→ WHAT THE TASK ASKS
Your task is to gather the lines below that hold the string "data".

→ Items from an interface collection
::::::
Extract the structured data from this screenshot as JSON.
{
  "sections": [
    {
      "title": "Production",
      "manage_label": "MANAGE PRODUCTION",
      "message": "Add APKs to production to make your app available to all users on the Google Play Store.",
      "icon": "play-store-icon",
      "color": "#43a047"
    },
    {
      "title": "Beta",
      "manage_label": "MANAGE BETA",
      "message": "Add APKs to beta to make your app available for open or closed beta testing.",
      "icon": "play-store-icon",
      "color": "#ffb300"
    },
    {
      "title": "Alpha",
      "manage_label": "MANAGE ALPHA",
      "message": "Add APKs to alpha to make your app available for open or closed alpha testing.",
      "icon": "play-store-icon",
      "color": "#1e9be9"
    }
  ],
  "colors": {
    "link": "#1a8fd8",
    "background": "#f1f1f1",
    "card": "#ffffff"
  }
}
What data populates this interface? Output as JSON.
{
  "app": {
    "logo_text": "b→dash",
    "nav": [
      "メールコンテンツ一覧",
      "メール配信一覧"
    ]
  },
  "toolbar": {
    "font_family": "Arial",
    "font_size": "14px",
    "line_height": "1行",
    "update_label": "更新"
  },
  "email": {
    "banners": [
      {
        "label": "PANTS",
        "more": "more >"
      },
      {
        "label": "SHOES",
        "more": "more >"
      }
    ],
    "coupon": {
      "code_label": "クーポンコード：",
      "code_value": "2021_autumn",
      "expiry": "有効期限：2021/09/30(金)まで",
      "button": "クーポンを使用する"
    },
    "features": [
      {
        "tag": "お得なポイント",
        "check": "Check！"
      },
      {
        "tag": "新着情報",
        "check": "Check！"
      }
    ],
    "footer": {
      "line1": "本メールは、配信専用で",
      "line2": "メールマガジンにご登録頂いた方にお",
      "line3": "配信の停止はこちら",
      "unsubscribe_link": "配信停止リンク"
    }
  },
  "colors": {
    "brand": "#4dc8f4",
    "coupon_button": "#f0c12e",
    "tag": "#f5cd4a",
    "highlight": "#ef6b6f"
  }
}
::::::
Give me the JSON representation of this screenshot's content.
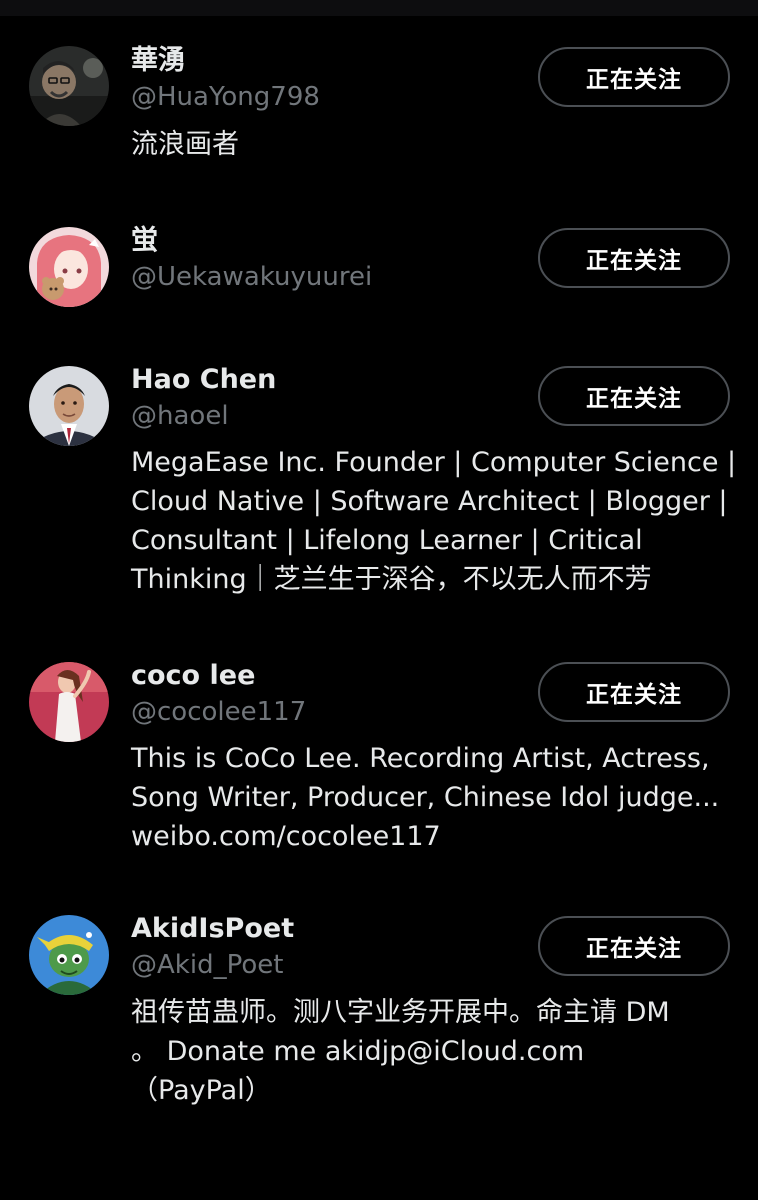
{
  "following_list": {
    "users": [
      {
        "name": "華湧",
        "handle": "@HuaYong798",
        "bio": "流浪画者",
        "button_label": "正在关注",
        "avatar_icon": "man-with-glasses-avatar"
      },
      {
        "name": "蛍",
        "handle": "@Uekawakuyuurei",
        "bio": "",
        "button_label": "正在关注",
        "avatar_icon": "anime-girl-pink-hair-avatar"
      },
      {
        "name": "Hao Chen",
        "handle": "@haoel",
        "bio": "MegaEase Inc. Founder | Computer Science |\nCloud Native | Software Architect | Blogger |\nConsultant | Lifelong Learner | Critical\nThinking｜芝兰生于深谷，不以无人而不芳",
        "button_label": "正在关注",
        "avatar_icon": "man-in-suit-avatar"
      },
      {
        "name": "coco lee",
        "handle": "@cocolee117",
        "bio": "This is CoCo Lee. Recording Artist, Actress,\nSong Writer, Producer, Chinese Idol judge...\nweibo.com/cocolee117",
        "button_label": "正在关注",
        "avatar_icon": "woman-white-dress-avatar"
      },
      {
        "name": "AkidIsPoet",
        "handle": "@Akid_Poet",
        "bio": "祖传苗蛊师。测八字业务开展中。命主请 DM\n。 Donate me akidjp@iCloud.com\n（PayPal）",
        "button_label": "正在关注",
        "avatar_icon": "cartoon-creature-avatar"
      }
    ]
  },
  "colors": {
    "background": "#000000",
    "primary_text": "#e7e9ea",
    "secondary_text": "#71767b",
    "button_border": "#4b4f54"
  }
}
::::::
→ PROBLEM SOLUTION
Extract the structured data from this screenshot as JSON.
What data populates this interface? Output as JSON.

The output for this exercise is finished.